Word for word, restate each entry in the listing below.

> _Excerpted data_
━━━━━━━━

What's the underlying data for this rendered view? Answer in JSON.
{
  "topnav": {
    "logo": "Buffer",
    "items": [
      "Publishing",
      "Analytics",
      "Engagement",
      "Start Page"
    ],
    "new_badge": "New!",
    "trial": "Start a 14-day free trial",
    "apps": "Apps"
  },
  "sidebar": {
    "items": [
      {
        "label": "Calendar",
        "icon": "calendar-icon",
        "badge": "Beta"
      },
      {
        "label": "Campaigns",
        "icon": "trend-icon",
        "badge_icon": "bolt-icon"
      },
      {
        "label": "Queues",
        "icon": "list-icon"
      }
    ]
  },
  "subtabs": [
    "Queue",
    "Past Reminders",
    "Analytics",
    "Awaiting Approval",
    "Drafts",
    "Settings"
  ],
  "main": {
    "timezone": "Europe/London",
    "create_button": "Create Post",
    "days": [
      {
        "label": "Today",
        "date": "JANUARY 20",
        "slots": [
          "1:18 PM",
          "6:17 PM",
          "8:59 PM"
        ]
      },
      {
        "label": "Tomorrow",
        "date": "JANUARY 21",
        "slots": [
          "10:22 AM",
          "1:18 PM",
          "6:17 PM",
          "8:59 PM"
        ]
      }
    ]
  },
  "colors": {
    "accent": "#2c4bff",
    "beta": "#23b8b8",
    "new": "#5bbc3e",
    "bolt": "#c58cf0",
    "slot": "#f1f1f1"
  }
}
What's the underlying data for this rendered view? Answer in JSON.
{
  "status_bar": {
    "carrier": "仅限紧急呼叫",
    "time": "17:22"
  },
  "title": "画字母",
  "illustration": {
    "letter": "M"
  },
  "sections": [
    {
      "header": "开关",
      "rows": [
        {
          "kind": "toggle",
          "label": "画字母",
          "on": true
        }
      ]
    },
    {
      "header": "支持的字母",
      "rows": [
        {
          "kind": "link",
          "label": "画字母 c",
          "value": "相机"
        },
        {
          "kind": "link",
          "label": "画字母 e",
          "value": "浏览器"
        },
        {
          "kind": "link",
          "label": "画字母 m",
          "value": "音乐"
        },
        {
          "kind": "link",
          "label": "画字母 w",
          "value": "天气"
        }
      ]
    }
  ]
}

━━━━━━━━

> _Answer to this exercise_
What's the underlying data for this rendered view? Answer in JSON.
{
  "topnav": {
    "logo": "Buffer",
    "items": [
      "Publishing",
      "Analytics",
      "Engagement",
      "Start Page"
    ],
    "new_badge": "New!",
    "trial": "Start a 14-day free trial",
    "apps": "Apps"
  },
  "sidebar": {
    "items": [
      {
        "label": "Calendar",
        "icon": "calendar-icon",
        "badge": "Beta"
      },
      {
        "label": "Campaigns",
        "icon": "trend-icon",
        "badge_icon": "bolt-icon"
      },
      {
        "label": "Queues",
        "icon": "list-icon"
      }
    ]
  },
  "subtabs": [
    "Queue",
    "Past Reminders",
    "Analytics",
    "Awaiting Approval",
    "Drafts",
    "Settings"
  ],
  "main": {
    "timezone": "Europe/London",
    "create_button": "Create Post",
    "days": [
      {
        "label": "Today",
        "date": "JANUARY 20",
        "slots": [
          "1:18 PM",
          "6:17 PM",
          "8:59 PM"
        ]
      },
      {
        "label": "Tomorrow",
        "date": "JANUARY 21",
        "slots": [
          "10:22 AM",
          "1:18 PM",
          "6:17 PM",
          "8:59 PM"
        ]
      }
    ]
  },
  "colors": {
    "accent": "#2c4bff",
    "beta": "#23b8b8",
    "new": "#5bbc3e",
    "bolt": "#c58cf0",
    "slot": "#f1f1f1"
  }
}
What's the underlying data for this rendered view? Answer in JSON.
{
  "status_bar": {
    "carrier": "仅限紧急呼叫",
    "time": "17:22"
  },
  "title": "画字母",
  "illustration": {
    "letter": "M"
  },
  "sections": [
    {
      "header": "开关",
      "rows": [
        {
          "kind": "toggle",
          "label": "画字母",
          "on": true
        }
      ]
    },
    {
      "header": "支持的字母",
      "rows": [
        {
          "kind": "link",
          "label": "画字母 c",
          "value": "相机"
        },
        {
          "kind": "link",
          "label": "画字母 e",
          "value": "浏览器"
        },
        {
          "kind": "link",
          "label": "画字母 m",
          "value": "音乐"
        },
        {
          "kind": "link",
          "label": "画字母 w",
          "value": "天气"
        }
      ]
    }
  ]
}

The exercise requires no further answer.